ASSIGNMENT:
Copy the listing out in full. Keep every word as it is.

-- SOURCE MATERIAL follows --

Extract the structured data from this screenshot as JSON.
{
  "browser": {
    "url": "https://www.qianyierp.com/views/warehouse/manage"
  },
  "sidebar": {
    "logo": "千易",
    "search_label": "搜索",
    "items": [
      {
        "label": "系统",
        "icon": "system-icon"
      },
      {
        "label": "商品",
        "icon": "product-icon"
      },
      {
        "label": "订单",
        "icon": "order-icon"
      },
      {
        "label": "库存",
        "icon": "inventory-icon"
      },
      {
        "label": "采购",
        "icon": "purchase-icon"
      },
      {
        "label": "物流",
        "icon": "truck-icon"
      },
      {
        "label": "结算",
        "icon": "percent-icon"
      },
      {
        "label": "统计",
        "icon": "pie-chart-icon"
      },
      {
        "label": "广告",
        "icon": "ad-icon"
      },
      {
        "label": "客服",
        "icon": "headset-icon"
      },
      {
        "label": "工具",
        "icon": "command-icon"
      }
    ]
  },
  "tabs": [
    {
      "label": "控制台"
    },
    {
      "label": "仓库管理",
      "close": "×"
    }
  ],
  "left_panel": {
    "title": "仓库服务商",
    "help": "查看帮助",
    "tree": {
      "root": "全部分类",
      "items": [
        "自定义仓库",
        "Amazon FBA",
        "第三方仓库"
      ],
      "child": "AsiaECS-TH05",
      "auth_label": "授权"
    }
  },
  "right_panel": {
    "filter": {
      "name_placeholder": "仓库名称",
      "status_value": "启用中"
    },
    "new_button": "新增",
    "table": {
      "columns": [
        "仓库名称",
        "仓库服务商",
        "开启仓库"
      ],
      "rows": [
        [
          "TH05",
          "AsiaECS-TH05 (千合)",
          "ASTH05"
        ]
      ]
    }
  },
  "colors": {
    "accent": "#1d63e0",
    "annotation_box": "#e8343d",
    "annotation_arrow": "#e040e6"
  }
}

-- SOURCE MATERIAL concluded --

SOLUTION:
Extract the structured data from this screenshot as JSON.
{
  "browser": {
    "url": "https://www.qianyierp.com/views/warehouse/manage"
  },
  "sidebar": {
    "logo": "千易",
    "search_label": "搜索",
    "items": [
      {
        "label": "系统",
        "icon": "system-icon"
      },
      {
        "label": "商品",
        "icon": "product-icon"
      },
      {
        "label": "订单",
        "icon": "order-icon"
      },
      {
        "label": "库存",
        "icon": "inventory-icon"
      },
      {
        "label": "采购",
        "icon": "purchase-icon"
      },
      {
        "label": "物流",
        "icon": "truck-icon"
      },
      {
        "label": "结算",
        "icon": "percent-icon"
      },
      {
        "label": "统计",
        "icon": "pie-chart-icon"
      },
      {
        "label": "广告",
        "icon": "ad-icon"
      },
      {
        "label": "客服",
        "icon": "headset-icon"
      },
      {
        "label": "工具",
        "icon": "command-icon"
      }
    ]
  },
  "tabs": [
    {
      "label": "控制台"
    },
    {
      "label": "仓库管理",
      "close": "×"
    }
  ],
  "left_panel": {
    "title": "仓库服务商",
    "help": "查看帮助",
    "tree": {
      "root": "全部分类",
      "items": [
        "自定义仓库",
        "Amazon FBA",
        "第三方仓库"
      ],
      "child": "AsiaECS-TH05",
      "auth_label": "授权"
    }
  },
  "right_panel": {
    "filter": {
      "name_placeholder": "仓库名称",
      "status_value": "启用中"
    },
    "new_button": "新增",
    "table": {
      "columns": [
        "仓库名称",
        "仓库服务商",
        "开启仓库"
      ],
      "rows": [
        [
          "TH05",
          "AsiaECS-TH05 (千合)",
          "ASTH05"
        ]
      ]
    }
  },
  "colors": {
    "accent": "#1d63e0",
    "annotation_box": "#e8343d",
    "annotation_arrow": "#e040e6"
  }
}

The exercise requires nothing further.